THE TASK: Where the data below shows a picture, leave that picture out and copy the rest exactly.

INPUT DATA:

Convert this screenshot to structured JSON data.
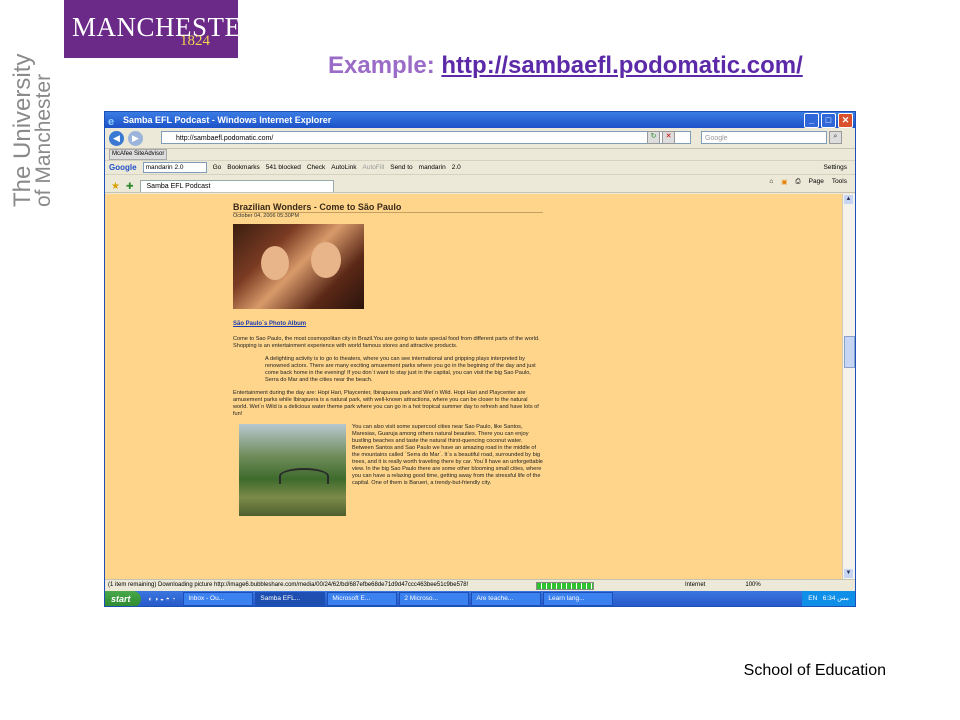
{
  "logo": {
    "name": "MANCHESTER",
    "year": "1824"
  },
  "side_text": [
    "The University",
    "of Manchester"
  ],
  "slide_title": {
    "prefix": "Example: ",
    "link": "http://sambaefl.podomatic.com/"
  },
  "footer": "School of Education",
  "browser": {
    "title": "Samba EFL Podcast - Windows Internet Explorer",
    "address": "http://sambaefl.podomatic.com/",
    "search_placeholder": "Google",
    "mcafee": "McAfee SiteAdvisor",
    "google_bar": {
      "logo": "Google",
      "query": "mandarin 2.0",
      "items": [
        "Go",
        "Bookmarks",
        "541 blocked",
        "Check",
        "AutoLink",
        "AutoFill",
        "Send to",
        "mandarin",
        "2.0",
        "Settings"
      ]
    },
    "tab": "Samba EFL Podcast",
    "right_tools": [
      "Page",
      "Tools"
    ],
    "status": "(1 item remaining) Downloading picture http://image6.bubbleshare.com/media/00/24/62/bd/687efbe68de71d9d47ccc463bee51c9be578!",
    "zone": "Internet",
    "zoom": "100%",
    "taskbar": {
      "start": "start",
      "items": [
        "Inbox - Ou...",
        "Samba EFL...",
        "Microsoft E...",
        "2 Microso...",
        "Are teache...",
        "Learn lang..."
      ],
      "lang": "EN",
      "time": "6:34 مس"
    }
  },
  "post": {
    "title": "Brazilian Wonders - Come to São Paulo",
    "date": "October 04, 2006 05:30PM",
    "album_link": "São Paulo´s Photo Album",
    "paragraphs": [
      "Come to Sao Paulo, the most cosmopolitan city in Brazil.You are going to taste special food from different parts of the world. Shopping is an entertainment experience with world famous stores and attractive products.",
      "A delighting activity is to go to theaters, where you can see international and gripping plays interpreted by renowned actors. There are many exciting amusement parks where you go in the begining of the day and just come back home in the evening! If you don´t want to stay just in the capital, you can visit the big Sao Paulo, Serra do Mar and the cities near the beach.",
      "Entertainment during the day are: Hopi Hari, Playcenter, Ibirapuera park and Wet´n Wild. Hopi Hari and Playcenter are amusement parks while Ibirapuera is a natural park, with well-known attractions, where you can be closer to the natural world. Wet´n Wild is a delicious water theme park where you can go in a hot tropical summer day to refresh and have lots of fun!",
      "You can also visit some supercool cities near Sao Paulo, like Santos, Maresias, Guaruja among others natural beauties. There you can enjoy bustling beaches and taste the natural thirst-quencing coconut water. Between Santos and Sao Paulo we have an amazing road in the middle of the mountains called ´Serra do Mar´. It´s a beautiful road, surrounded by big trees, and it is really worth traveling there by car. You´ll have an unforgettable view. In the big Sao Paulo there are some other blooming small cities, where you can have a relaxing good time, getting away from the stressful life of the capital. One of them is Barueri, a trendy-but-friendly city."
    ]
  }
}
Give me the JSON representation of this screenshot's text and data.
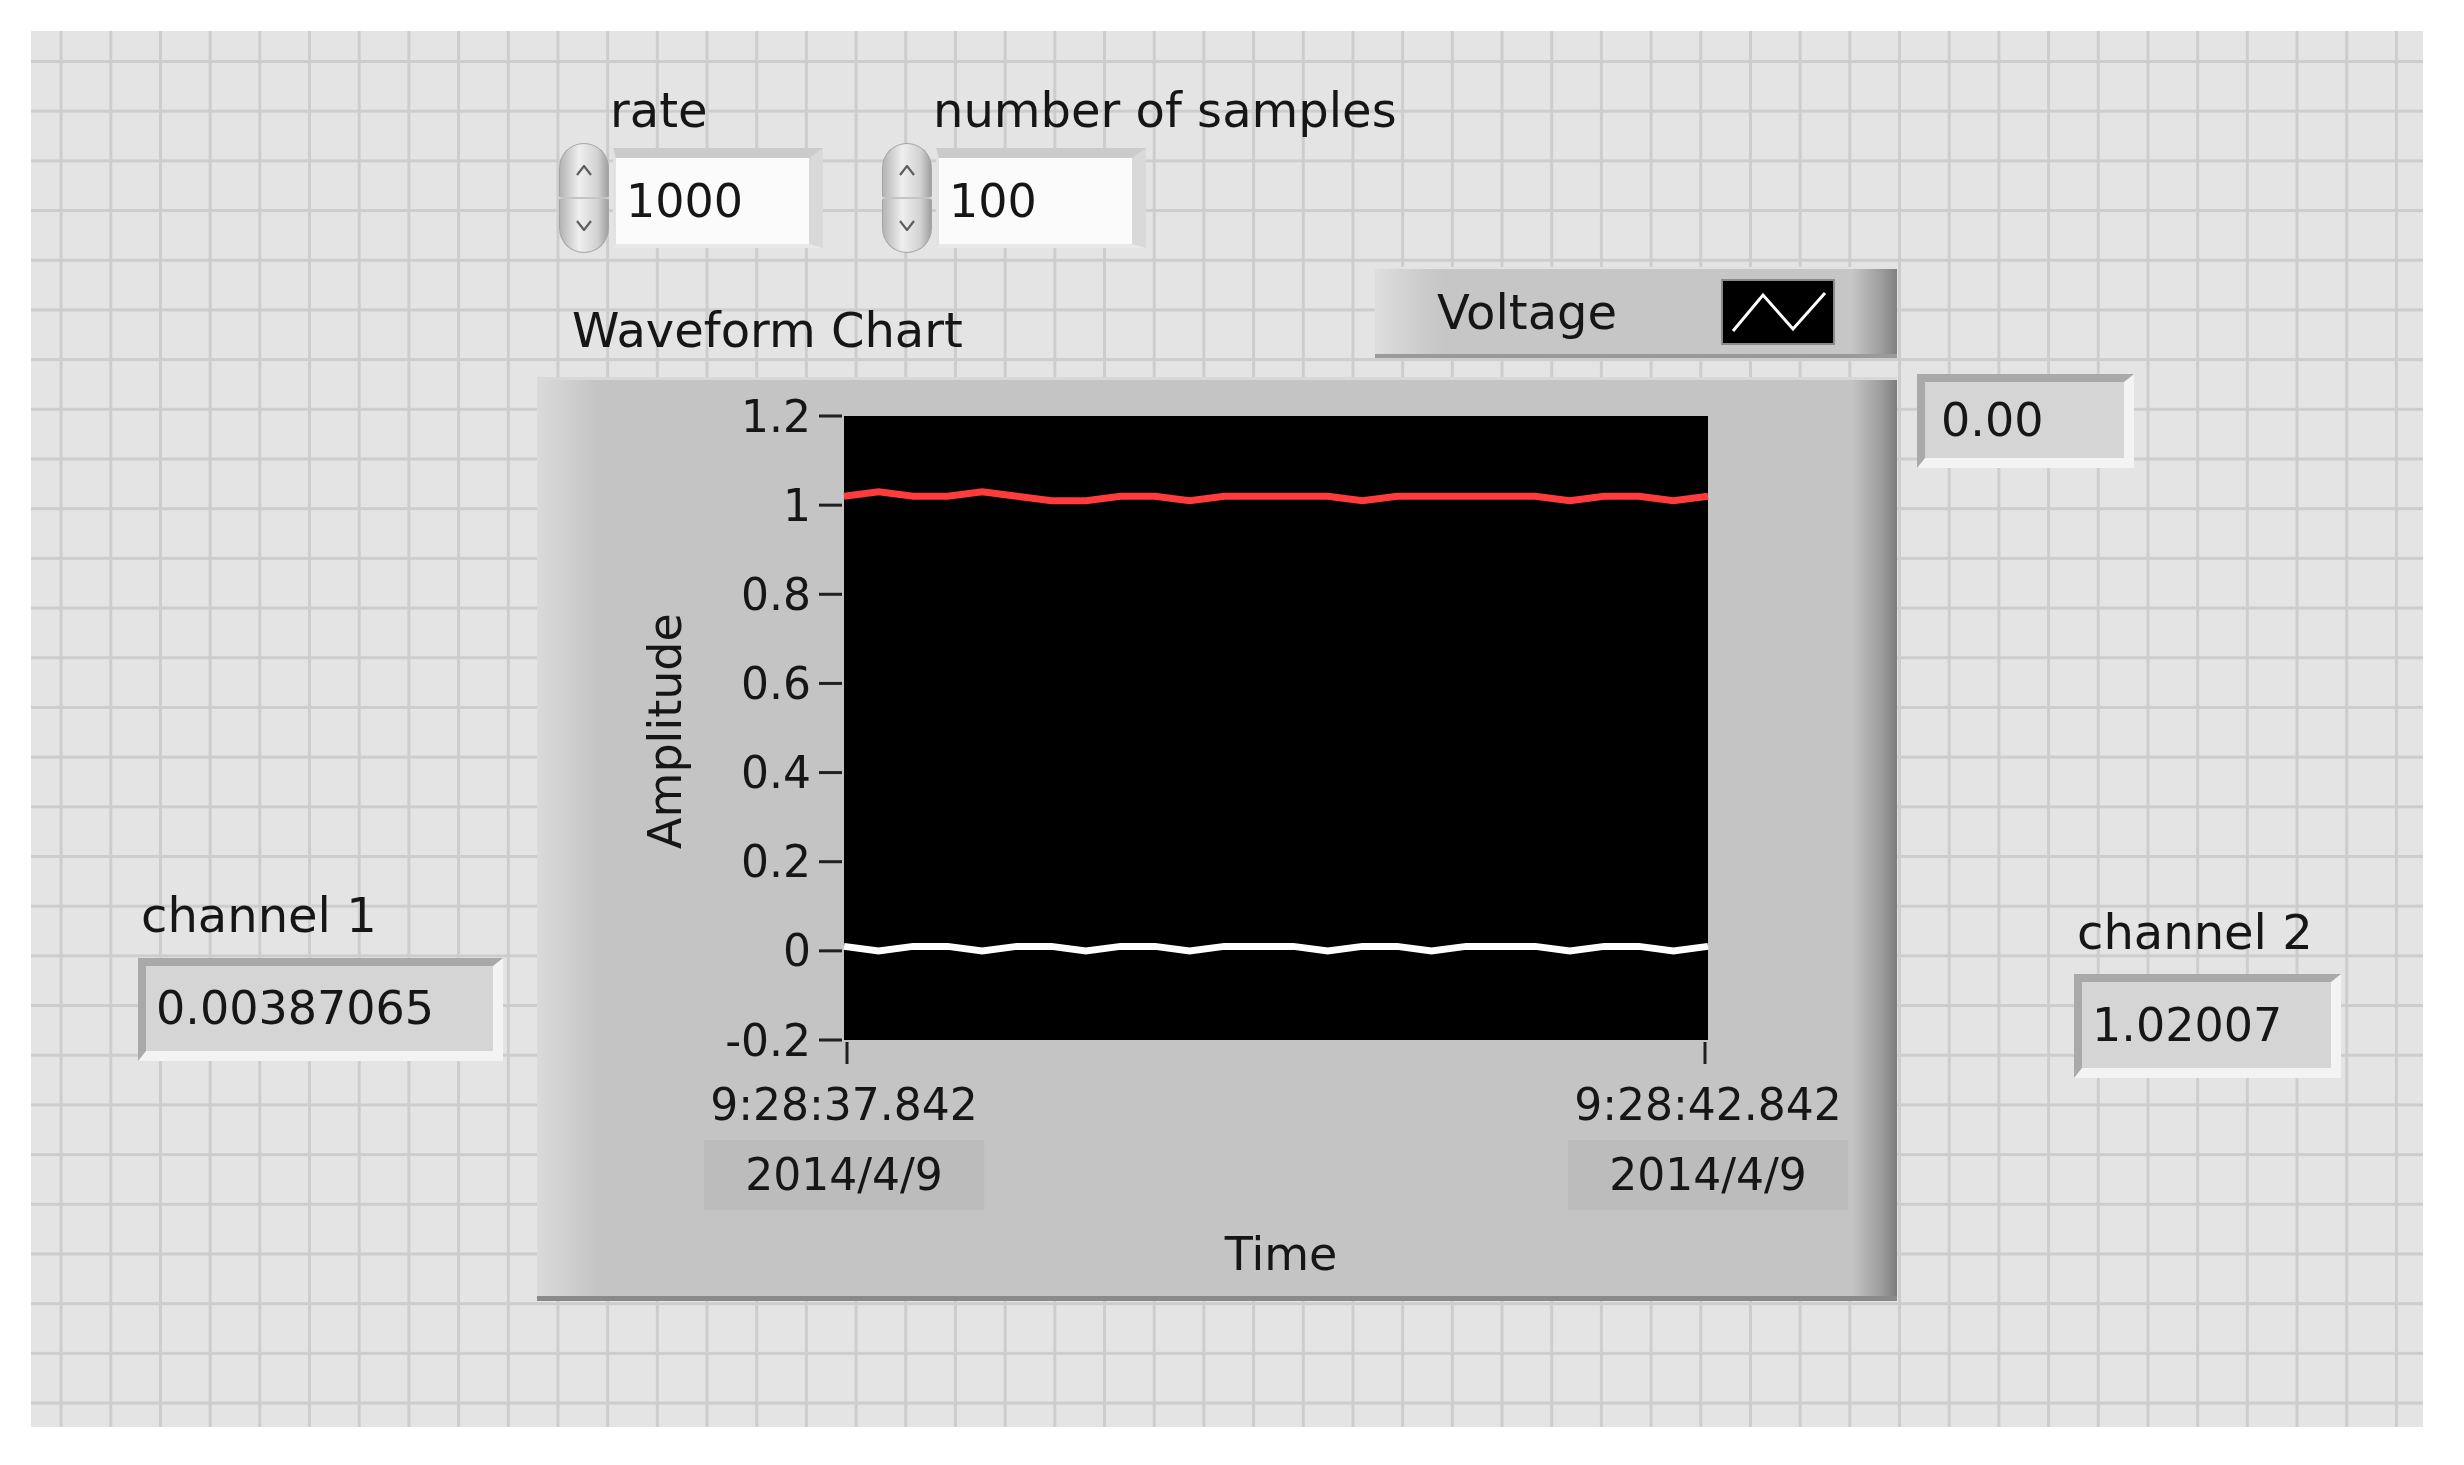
{
  "front_panel": {
    "controls": [
      {
        "label": "rate",
        "value": "1000"
      },
      {
        "label": "number of samples",
        "value": "100"
      }
    ],
    "waveform_chart": {
      "digital_display": "0.00",
      "chart_data": {
        "type": "line",
        "title": "Waveform Chart",
        "xlabel": "Time",
        "ylabel": "Amplitude",
        "categories": [
          "9:28:37.842\n2014/4/9",
          null,
          null,
          null,
          null,
          null,
          null,
          null,
          null,
          null,
          null,
          null,
          null,
          null,
          null,
          null,
          null,
          null,
          null,
          null,
          null,
          null,
          null,
          null,
          null,
          "9:28:42.842\n2014/4/9"
        ],
        "series": [
          {
            "name": "Voltage",
            "color": "#ffffff",
            "values": [
              0.01,
              0.0,
              0.01,
              0.01,
              0.0,
              0.01,
              0.01,
              0.0,
              0.01,
              0.01,
              0.0,
              0.01,
              0.01,
              0.01,
              0.0,
              0.01,
              0.01,
              0.0,
              0.01,
              0.01,
              0.01,
              0.0,
              0.01,
              0.01,
              0.0,
              0.01
            ]
          },
          {
            "color": "#ff3b3b",
            "values": [
              1.02,
              1.03,
              1.02,
              1.02,
              1.03,
              1.02,
              1.01,
              1.01,
              1.02,
              1.02,
              1.01,
              1.02,
              1.02,
              1.02,
              1.02,
              1.01,
              1.02,
              1.02,
              1.02,
              1.02,
              1.02,
              1.01,
              1.02,
              1.02,
              1.01,
              1.02
            ]
          }
        ],
        "ylim": [
          -0.2,
          1.2
        ],
        "yticks": [
          -0.2,
          0,
          0.2,
          0.4,
          0.6,
          0.8,
          1,
          1.2
        ]
      }
    },
    "indicators": [
      {
        "label": "channel 1",
        "value": "0.00387065"
      },
      {
        "label": "channel 2",
        "value": "1.02007"
      }
    ]
  }
}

EXERCISE RESPONSE:
Convert this screenshot to structured JSON data.
{
  "logo": {
    "name": "MANCHESTER",
    "year": "1824"
  },
  "side_text": [
    "The University",
    "of Manchester"
  ],
  "slide_title": {
    "prefix": "Example: ",
    "link": "http://sambaefl.podomatic.com/"
  },
  "footer": "School of Education",
  "browser": {
    "title": "Samba EFL Podcast - Windows Internet Explorer",
    "address": "http://sambaefl.podomatic.com/",
    "search_placeholder": "Google",
    "mcafee": "McAfee SiteAdvisor",
    "google_bar": {
      "logo": "Google",
      "query": "mandarin 2.0",
      "items": [
        "Go",
        "Bookmarks",
        "541 blocked",
        "Check",
        "AutoLink",
        "AutoFill",
        "Send to",
        "mandarin",
        "2.0",
        "Settings"
      ]
    },
    "tab": "Samba EFL Podcast",
    "right_tools": [
      "Page",
      "Tools"
    ],
    "status": "(1 item remaining) Downloading picture http://image6.bubbleshare.com/media/00/24/62/bd/687efbe68de71d9d47ccc463bee51c9be578!",
    "zone": "Internet",
    "zoom": "100%",
    "taskbar": {
      "start": "start",
      "items": [
        "Inbox - Ou...",
        "Samba EFL...",
        "Microsoft E...",
        "2 Microso...",
        "Are teache...",
        "Learn lang..."
      ],
      "lang": "EN",
      "time": "6:34 مس"
    }
  },
  "post": {
    "title": "Brazilian Wonders - Come to São Paulo",
    "date": "October 04, 2006 05:30PM",
    "album_link": "São Paulo´s Photo Album",
    "paragraphs": [
      "Come to Sao Paulo, the most cosmopolitan city in Brazil.You are going to taste special food from different parts of the world. Shopping is an entertainment experience with world famous stores and attractive products.",
      "A delighting activity is to go to theaters, where you can see international and gripping plays interpreted by renowned actors. There are many exciting amusement parks where you go in the begining of the day and just come back home in the evening! If you don´t want to stay just in the capital, you can visit the big Sao Paulo, Serra do Mar and the cities near the beach.",
      "Entertainment during the day are: Hopi Hari, Playcenter, Ibirapuera park and Wet´n Wild. Hopi Hari and Playcenter are amusement parks while Ibirapuera is a natural park, with well-known attractions, where you can be closer to the natural world. Wet´n Wild is a delicious water theme park where you can go in a hot tropical summer day to refresh and have lots of fun!",
      "You can also visit some supercool cities near Sao Paulo, like Santos, Maresias, Guaruja among others natural beauties. There you can enjoy bustling beaches and taste the natural thirst-quencing coconut water. Between Santos and Sao Paulo we have an amazing road in the middle of the mountains called ´Serra do Mar´. It´s a beautiful road, surrounded by big trees, and it is really worth traveling there by car. You´ll have an unforgettable view. In the big Sao Paulo there are some other blooming small cities, where you can have a relaxing good time, getting away from the stressful life of the capital. One of them is Barueri, a trendy-but-friendly city."
    ]
  }
}
Give me the JSON representation of this screenshot's text and data.
{
  "front_panel": {
    "controls": [
      {
        "label": "rate",
        "value": "1000"
      },
      {
        "label": "number of samples",
        "value": "100"
      }
    ],
    "waveform_chart": {
      "digital_display": "0.00",
      "chart_data": {
        "type": "line",
        "title": "Waveform Chart",
        "xlabel": "Time",
        "ylabel": "Amplitude",
        "categories": [
          "9:28:37.842\n2014/4/9",
          null,
          null,
          null,
          null,
          null,
          null,
          null,
          null,
          null,
          null,
          null,
          null,
          null,
          null,
          null,
          null,
          null,
          null,
          null,
          null,
          null,
          null,
          null,
          null,
          "9:28:42.842\n2014/4/9"
        ],
        "series": [
          {
            "name": "Voltage",
            "color": "#ffffff",
            "values": [
              0.01,
              0.0,
              0.01,
              0.01,
              0.0,
              0.01,
              0.01,
              0.0,
              0.01,
              0.01,
              0.0,
              0.01,
              0.01,
              0.01,
              0.0,
              0.01,
              0.01,
              0.0,
              0.01,
              0.01,
              0.01,
              0.0,
              0.01,
              0.01,
              0.0,
              0.01
            ]
          },
          {
            "color": "#ff3b3b",
            "values": [
              1.02,
              1.03,
              1.02,
              1.02,
              1.03,
              1.02,
              1.01,
              1.01,
              1.02,
              1.02,
              1.01,
              1.02,
              1.02,
              1.02,
              1.02,
              1.01,
              1.02,
              1.02,
              1.02,
              1.02,
              1.02,
              1.01,
              1.02,
              1.02,
              1.01,
              1.02
            ]
          }
        ],
        "ylim": [
          -0.2,
          1.2
        ],
        "yticks": [
          -0.2,
          0,
          0.2,
          0.4,
          0.6,
          0.8,
          1,
          1.2
        ]
      }
    },
    "indicators": [
      {
        "label": "channel 1",
        "value": "0.00387065"
      },
      {
        "label": "channel 2",
        "value": "1.02007"
      }
    ]
  }
}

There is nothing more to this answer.